INSTRUCTIONS TO FOLLOW:
From the entries below, please gather each line containing the string "left".
● ● ● ●
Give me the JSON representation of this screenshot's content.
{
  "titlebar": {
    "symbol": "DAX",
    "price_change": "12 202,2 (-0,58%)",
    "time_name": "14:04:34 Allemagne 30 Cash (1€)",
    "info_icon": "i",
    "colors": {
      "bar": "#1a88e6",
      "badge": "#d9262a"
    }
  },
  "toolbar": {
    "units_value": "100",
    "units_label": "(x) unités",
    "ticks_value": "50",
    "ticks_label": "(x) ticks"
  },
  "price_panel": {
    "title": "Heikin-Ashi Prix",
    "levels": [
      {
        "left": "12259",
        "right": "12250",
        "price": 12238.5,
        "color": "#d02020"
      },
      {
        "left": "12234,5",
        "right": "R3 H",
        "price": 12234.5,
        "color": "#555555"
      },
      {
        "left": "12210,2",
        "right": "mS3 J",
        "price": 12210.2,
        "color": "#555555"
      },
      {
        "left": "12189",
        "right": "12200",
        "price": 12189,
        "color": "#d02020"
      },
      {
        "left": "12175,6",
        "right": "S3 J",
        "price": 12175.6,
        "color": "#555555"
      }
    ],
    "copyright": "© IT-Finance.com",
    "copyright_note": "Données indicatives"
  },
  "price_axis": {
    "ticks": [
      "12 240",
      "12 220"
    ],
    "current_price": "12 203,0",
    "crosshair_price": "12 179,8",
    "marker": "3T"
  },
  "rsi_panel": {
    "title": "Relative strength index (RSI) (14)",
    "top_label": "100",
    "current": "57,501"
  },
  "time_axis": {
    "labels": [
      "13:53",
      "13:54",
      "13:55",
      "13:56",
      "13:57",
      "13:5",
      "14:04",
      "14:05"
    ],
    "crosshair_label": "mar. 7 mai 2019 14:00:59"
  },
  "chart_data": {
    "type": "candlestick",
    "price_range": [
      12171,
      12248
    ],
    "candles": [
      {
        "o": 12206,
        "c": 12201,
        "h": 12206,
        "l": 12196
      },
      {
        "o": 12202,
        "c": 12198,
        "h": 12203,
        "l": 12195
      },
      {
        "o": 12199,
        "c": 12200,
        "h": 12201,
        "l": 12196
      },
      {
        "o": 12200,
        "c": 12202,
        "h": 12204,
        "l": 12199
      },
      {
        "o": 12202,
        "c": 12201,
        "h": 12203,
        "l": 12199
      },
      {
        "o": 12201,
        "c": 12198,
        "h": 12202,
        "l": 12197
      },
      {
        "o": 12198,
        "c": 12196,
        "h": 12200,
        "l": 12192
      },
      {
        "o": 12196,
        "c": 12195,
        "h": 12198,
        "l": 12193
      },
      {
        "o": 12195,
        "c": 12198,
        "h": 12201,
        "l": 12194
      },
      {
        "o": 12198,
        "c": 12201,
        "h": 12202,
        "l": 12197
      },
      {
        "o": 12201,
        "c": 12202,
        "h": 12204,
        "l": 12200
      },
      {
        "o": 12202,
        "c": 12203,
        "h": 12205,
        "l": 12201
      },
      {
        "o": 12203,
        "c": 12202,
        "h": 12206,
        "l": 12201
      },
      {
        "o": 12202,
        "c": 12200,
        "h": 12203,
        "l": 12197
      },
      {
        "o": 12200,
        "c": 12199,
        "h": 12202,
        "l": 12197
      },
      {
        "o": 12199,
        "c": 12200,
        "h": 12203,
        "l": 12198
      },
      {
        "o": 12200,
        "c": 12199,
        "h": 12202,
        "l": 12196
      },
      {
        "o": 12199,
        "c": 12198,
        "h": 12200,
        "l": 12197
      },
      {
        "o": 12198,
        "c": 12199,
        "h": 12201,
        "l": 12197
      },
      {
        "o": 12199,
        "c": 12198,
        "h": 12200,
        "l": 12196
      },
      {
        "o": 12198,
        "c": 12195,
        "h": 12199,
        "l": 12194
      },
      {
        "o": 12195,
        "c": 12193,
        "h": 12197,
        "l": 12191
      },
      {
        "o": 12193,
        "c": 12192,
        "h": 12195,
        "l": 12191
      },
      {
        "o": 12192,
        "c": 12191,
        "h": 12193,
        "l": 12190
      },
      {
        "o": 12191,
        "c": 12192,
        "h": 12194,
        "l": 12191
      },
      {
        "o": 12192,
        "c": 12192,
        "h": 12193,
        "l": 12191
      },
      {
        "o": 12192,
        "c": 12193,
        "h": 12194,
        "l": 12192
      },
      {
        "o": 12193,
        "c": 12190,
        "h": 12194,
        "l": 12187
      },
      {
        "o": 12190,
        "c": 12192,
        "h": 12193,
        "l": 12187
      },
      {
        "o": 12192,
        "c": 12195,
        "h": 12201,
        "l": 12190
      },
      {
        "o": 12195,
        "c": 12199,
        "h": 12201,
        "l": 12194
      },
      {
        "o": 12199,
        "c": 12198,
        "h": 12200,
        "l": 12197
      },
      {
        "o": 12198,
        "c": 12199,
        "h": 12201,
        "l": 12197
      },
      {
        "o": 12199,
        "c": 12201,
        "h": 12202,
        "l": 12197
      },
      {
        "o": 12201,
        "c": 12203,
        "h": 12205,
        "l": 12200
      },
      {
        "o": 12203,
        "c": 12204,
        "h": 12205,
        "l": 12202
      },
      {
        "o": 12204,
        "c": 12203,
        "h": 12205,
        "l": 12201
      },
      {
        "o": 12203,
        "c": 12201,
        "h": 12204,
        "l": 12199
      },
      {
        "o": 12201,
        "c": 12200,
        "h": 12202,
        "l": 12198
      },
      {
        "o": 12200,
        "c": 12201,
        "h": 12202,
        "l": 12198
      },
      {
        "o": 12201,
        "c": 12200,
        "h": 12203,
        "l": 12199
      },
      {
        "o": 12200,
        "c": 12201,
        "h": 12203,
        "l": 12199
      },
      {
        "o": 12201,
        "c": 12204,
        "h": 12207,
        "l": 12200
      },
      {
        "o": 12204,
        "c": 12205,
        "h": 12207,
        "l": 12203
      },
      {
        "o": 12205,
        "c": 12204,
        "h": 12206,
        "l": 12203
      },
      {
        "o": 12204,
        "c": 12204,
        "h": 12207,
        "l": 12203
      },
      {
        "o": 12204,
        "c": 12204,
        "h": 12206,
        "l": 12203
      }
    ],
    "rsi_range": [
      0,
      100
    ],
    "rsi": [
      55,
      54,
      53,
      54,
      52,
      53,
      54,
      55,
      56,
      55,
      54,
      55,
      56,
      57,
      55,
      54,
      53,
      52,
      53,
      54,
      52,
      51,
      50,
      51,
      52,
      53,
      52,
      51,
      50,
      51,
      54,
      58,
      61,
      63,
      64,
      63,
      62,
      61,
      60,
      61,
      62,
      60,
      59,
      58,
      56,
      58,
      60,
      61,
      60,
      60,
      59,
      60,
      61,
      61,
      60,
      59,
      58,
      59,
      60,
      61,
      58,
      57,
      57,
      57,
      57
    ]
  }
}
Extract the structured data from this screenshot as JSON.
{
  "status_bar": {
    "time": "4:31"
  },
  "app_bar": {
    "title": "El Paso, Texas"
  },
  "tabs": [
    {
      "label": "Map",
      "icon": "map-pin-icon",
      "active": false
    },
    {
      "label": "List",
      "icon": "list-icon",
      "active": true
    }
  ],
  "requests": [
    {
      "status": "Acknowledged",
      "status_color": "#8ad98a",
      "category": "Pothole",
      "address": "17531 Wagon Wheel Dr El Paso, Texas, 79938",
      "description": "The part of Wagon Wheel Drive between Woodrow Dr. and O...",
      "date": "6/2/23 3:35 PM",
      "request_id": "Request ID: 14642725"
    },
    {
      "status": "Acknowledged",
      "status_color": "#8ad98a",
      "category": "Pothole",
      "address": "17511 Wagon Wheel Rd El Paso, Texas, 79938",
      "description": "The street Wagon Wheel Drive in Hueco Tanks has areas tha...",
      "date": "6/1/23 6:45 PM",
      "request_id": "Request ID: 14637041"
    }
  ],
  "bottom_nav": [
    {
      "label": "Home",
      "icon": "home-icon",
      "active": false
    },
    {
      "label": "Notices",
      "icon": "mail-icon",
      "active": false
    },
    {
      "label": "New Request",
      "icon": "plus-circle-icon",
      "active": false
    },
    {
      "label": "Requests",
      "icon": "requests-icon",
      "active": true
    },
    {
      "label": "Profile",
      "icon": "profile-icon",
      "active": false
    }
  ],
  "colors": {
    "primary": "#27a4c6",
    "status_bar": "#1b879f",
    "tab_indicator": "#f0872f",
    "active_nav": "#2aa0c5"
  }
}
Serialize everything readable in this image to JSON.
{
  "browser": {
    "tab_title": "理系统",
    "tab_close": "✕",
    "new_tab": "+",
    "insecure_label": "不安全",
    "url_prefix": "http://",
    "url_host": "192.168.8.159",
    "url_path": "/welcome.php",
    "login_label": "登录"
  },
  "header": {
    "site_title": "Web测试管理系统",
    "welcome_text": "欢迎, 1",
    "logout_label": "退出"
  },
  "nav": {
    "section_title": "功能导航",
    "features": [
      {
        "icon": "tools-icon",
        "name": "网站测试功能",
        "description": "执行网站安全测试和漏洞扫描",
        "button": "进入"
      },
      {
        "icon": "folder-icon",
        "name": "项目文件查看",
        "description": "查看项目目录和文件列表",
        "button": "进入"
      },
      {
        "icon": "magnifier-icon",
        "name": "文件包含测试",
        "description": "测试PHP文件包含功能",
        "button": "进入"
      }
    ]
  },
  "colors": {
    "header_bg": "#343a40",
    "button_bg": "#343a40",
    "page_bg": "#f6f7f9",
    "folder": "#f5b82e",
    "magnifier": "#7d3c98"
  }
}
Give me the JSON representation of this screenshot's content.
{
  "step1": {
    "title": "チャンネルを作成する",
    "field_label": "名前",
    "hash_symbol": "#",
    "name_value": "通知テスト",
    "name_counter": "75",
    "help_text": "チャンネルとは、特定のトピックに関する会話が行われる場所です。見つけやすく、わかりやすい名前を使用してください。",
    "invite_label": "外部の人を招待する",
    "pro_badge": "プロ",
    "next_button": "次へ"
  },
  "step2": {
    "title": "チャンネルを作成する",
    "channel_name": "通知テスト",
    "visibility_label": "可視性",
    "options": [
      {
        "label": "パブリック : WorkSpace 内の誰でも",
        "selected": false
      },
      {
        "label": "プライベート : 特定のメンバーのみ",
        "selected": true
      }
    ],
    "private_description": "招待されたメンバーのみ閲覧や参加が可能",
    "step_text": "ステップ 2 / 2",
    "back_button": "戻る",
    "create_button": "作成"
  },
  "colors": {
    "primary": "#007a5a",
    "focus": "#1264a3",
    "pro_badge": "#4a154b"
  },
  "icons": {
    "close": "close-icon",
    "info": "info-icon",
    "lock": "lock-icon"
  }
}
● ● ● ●
TASK SOLUTION:
        "left": "12259",
        "left": "12234,5",
        "left": "12210,2",
        "left": "12189",
        "left": "12175,6",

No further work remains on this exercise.